--- THE RECORDS Enclosed Below ---

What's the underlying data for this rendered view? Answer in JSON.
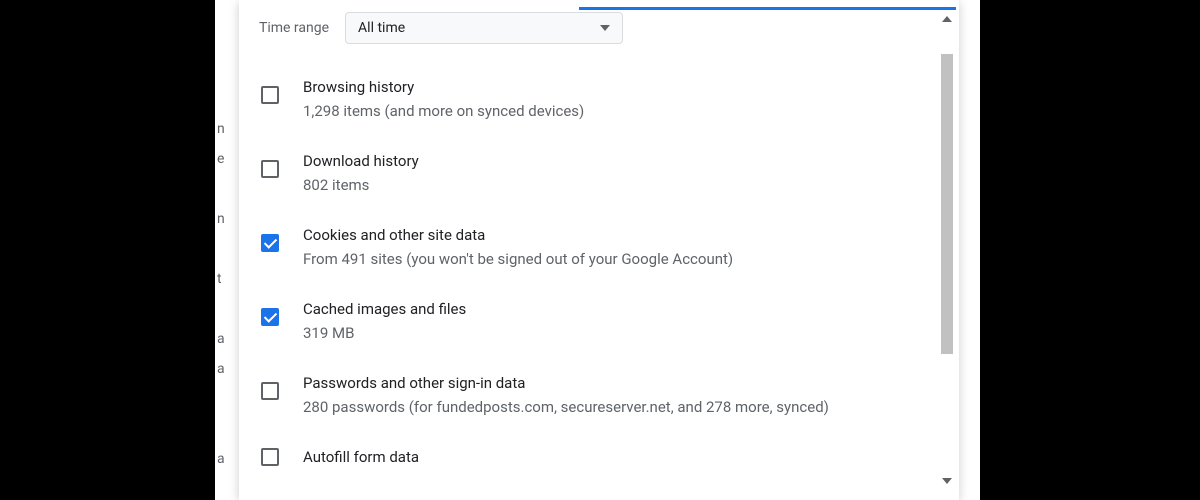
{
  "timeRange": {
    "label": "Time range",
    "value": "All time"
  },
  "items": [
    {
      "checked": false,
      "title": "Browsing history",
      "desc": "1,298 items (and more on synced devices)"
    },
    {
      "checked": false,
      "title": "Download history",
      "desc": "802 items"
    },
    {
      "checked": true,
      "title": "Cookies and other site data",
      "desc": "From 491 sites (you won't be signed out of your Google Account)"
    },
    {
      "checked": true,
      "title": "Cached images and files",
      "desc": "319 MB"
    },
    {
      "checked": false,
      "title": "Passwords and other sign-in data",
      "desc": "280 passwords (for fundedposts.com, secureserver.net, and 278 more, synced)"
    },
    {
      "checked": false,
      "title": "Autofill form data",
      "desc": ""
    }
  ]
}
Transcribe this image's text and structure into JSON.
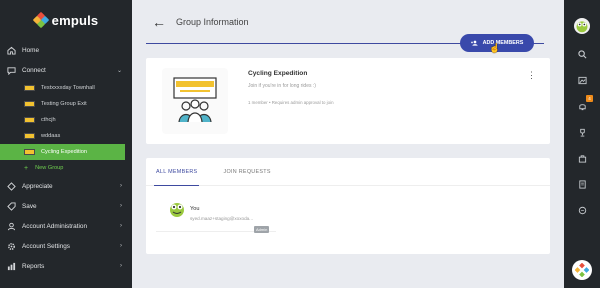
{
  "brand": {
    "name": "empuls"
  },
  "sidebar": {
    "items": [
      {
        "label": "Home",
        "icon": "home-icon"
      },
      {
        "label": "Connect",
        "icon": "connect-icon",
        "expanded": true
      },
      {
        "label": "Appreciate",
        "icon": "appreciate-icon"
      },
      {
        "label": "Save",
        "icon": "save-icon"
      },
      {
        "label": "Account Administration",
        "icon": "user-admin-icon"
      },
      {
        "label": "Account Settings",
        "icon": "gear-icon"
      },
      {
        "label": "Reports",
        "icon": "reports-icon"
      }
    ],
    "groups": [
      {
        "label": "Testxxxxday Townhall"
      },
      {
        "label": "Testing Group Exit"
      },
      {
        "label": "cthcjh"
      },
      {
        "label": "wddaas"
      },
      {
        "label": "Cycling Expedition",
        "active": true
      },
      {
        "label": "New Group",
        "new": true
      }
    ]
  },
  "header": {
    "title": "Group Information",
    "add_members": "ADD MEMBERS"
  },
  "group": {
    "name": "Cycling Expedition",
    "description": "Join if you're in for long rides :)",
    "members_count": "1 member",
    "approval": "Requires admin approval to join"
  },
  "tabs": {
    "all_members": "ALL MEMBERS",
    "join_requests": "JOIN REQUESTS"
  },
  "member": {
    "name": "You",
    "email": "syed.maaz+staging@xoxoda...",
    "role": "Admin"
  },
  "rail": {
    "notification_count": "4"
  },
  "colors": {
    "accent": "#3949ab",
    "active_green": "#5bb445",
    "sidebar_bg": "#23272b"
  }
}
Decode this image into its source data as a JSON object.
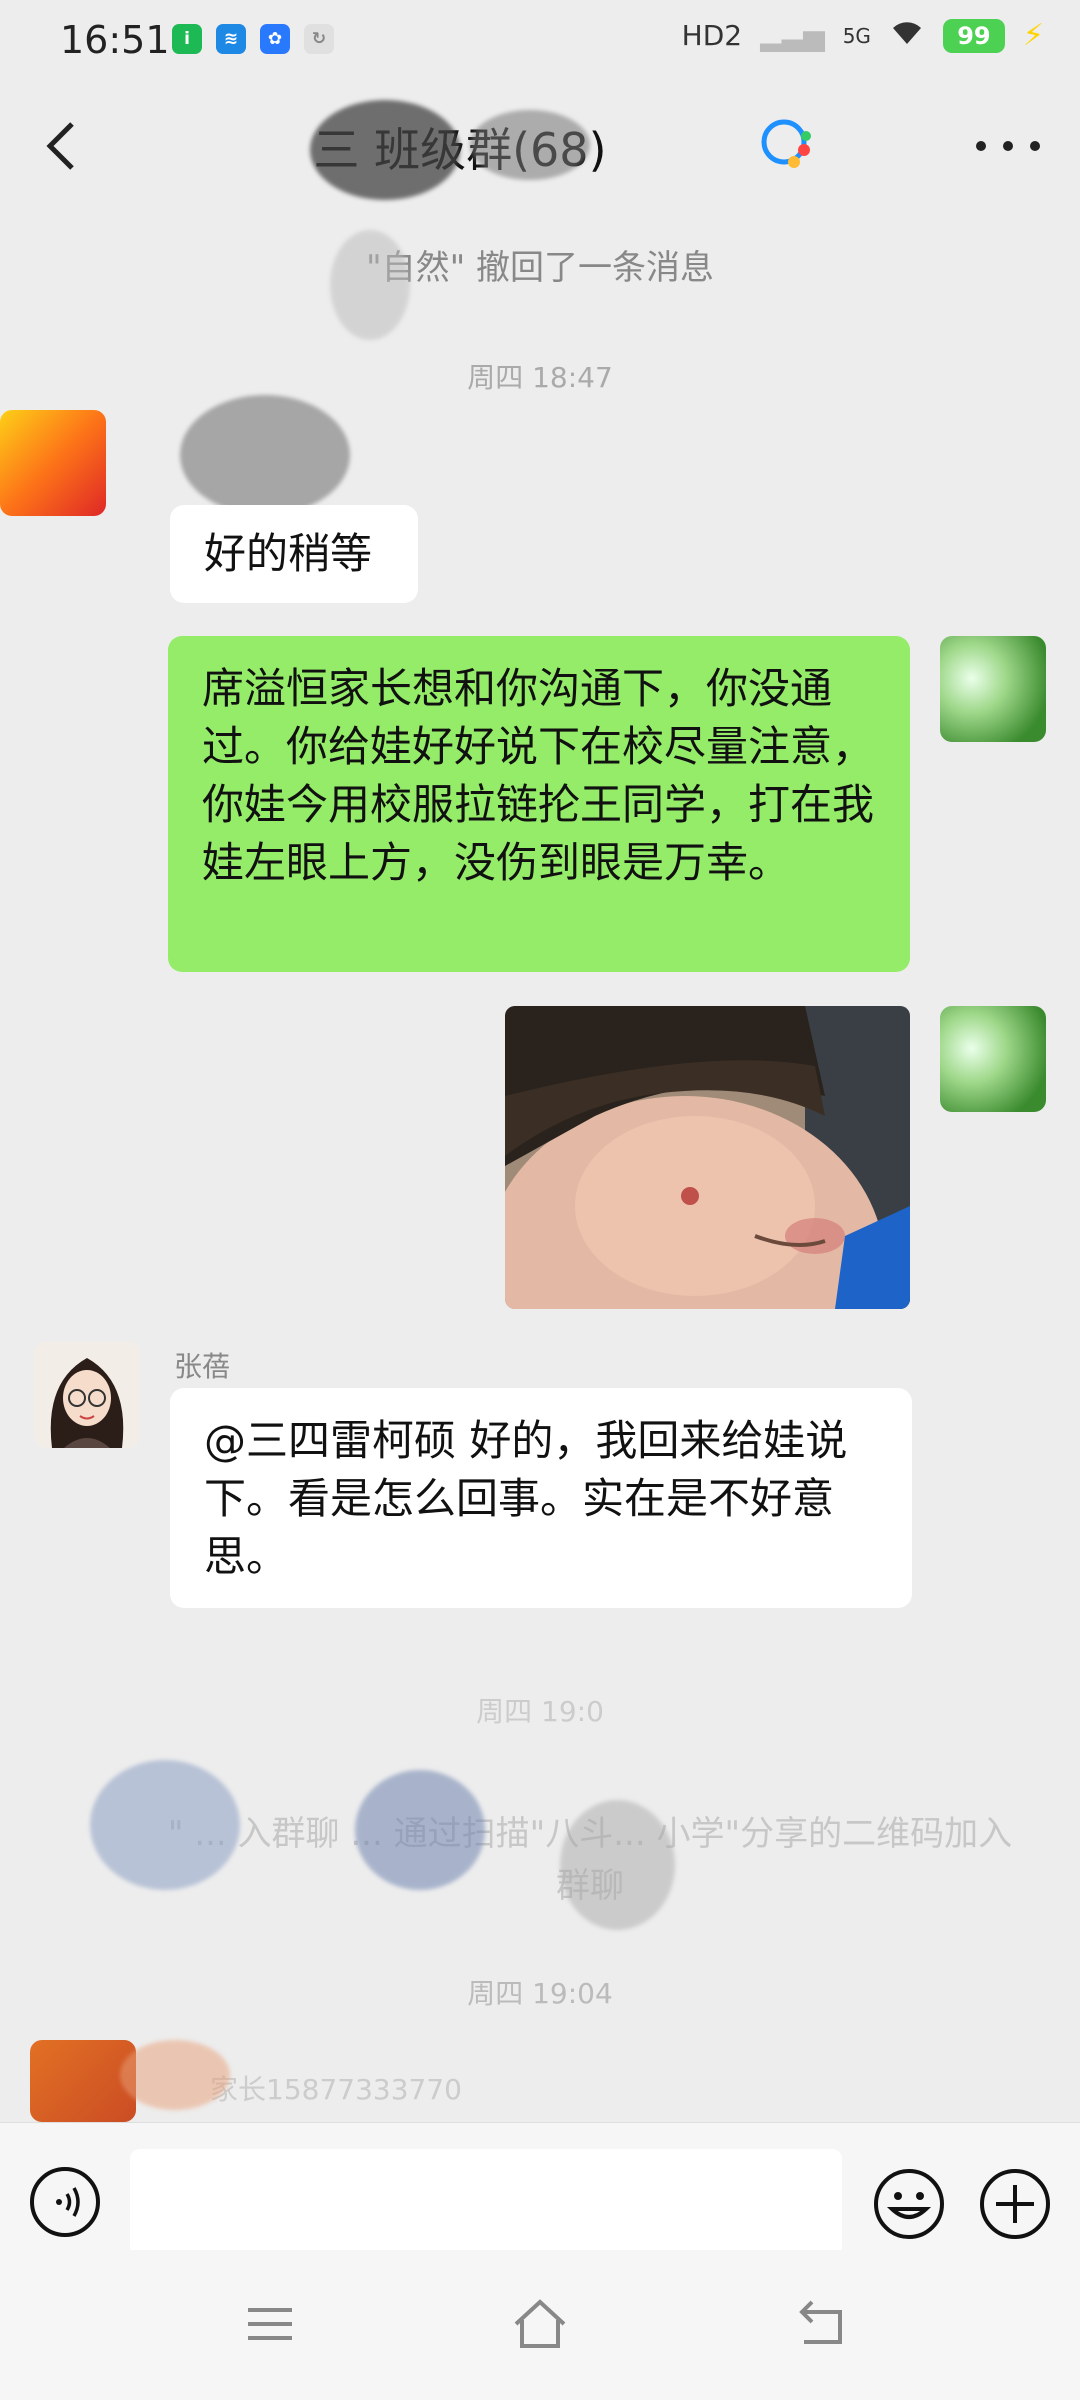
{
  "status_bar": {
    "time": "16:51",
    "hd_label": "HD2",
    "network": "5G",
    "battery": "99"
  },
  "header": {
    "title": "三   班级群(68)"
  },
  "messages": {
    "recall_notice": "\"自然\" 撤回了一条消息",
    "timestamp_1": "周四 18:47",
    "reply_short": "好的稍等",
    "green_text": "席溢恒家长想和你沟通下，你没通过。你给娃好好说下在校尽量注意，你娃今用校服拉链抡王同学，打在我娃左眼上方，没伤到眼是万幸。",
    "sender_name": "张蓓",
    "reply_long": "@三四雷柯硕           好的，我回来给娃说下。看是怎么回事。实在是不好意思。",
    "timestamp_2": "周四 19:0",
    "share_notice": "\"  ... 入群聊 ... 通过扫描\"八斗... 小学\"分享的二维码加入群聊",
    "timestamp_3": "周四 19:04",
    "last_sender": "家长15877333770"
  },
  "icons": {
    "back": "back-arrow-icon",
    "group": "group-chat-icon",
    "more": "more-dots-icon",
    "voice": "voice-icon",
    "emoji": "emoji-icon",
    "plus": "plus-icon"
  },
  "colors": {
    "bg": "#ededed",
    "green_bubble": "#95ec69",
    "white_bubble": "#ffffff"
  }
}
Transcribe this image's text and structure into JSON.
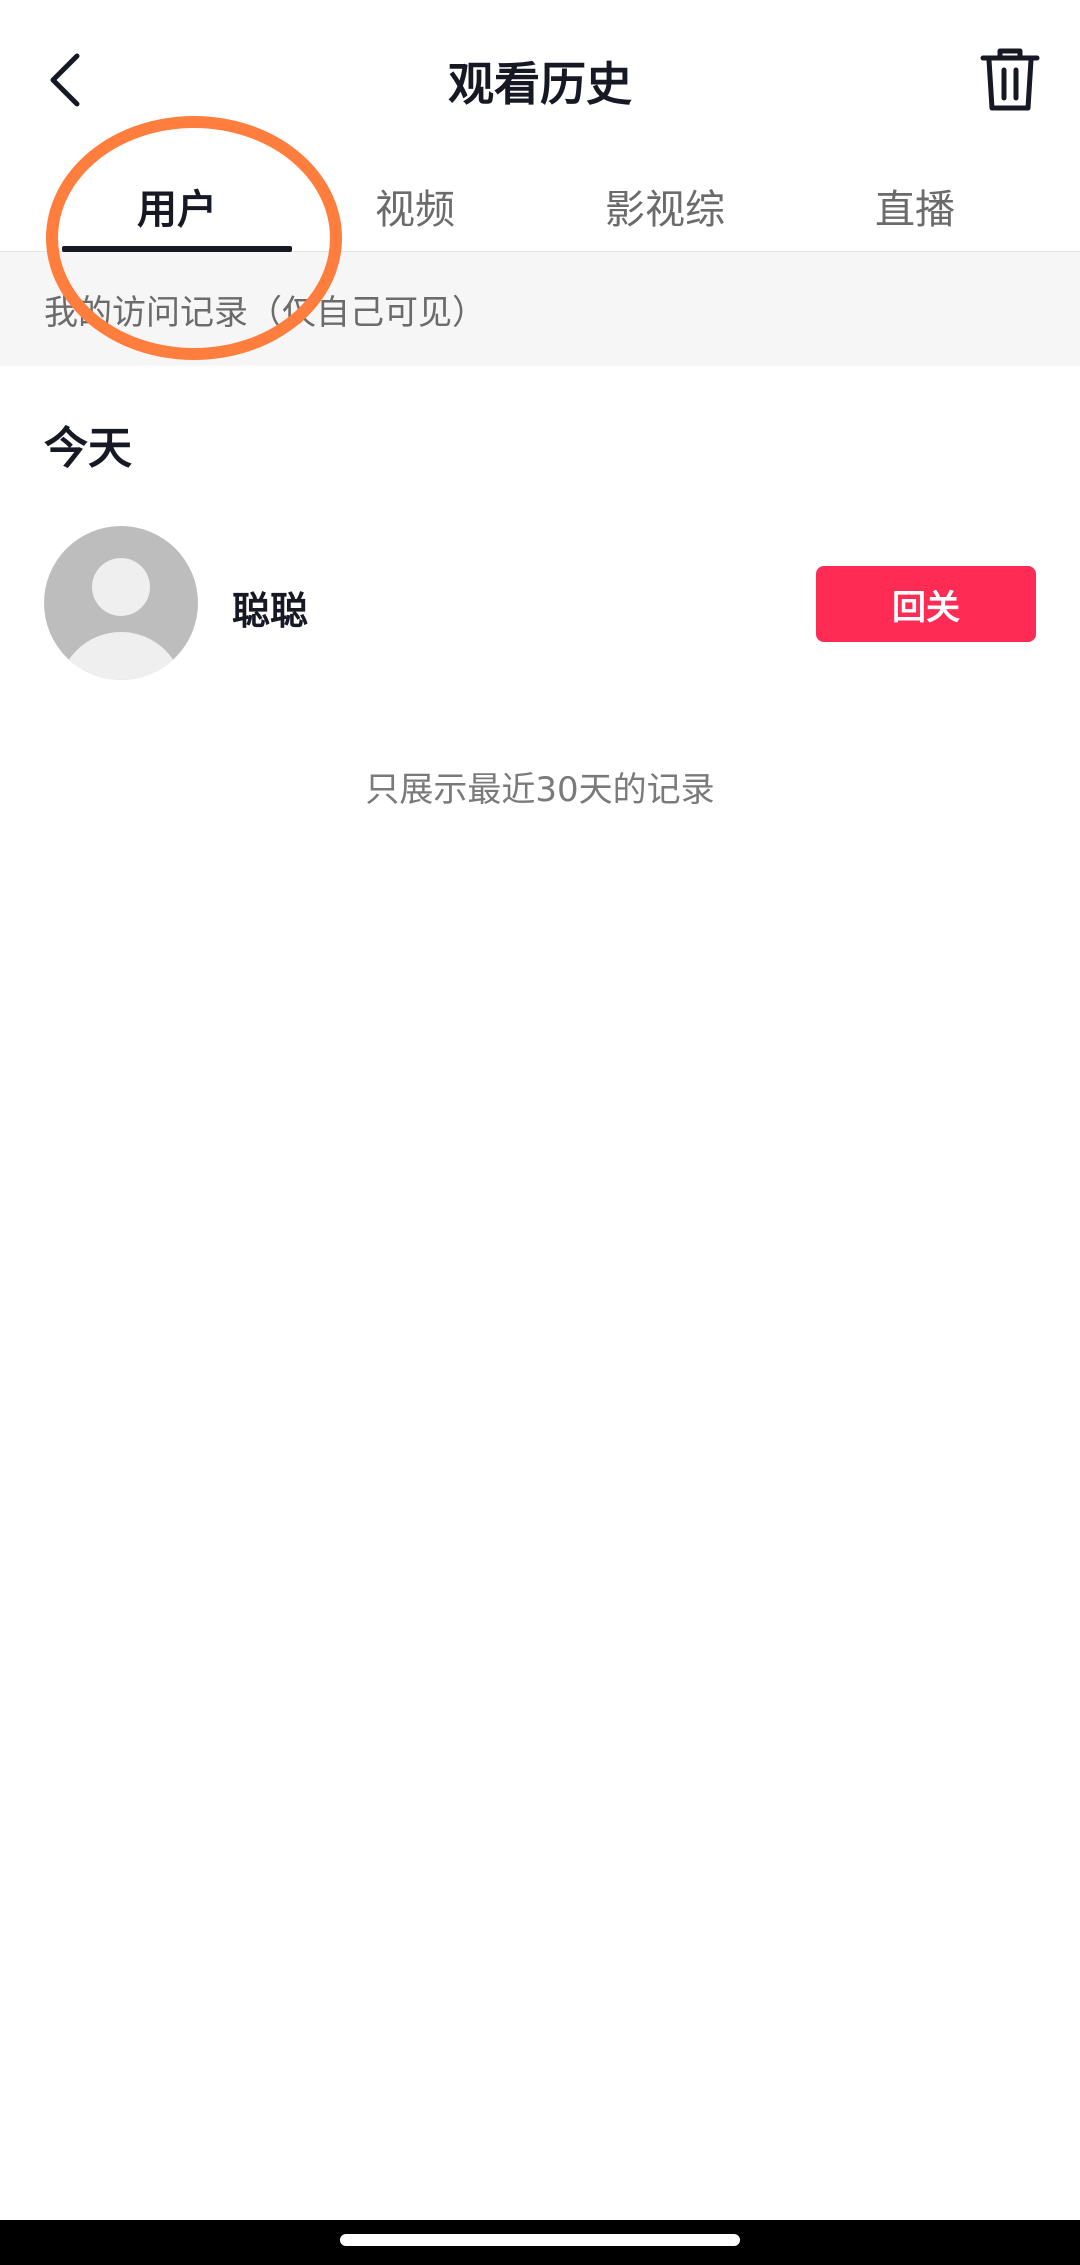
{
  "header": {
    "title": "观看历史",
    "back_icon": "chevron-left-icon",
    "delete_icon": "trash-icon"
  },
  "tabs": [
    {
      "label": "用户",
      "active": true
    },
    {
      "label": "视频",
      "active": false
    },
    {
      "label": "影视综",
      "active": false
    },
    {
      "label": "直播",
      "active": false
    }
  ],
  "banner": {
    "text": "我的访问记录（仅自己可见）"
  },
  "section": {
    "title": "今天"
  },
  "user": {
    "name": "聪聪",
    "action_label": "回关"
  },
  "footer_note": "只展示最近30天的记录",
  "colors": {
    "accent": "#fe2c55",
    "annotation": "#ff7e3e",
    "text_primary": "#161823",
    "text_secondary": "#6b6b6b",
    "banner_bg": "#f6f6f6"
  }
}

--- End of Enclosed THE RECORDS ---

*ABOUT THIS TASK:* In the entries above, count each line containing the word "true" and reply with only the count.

*WRITTEN SOLUTION:* 6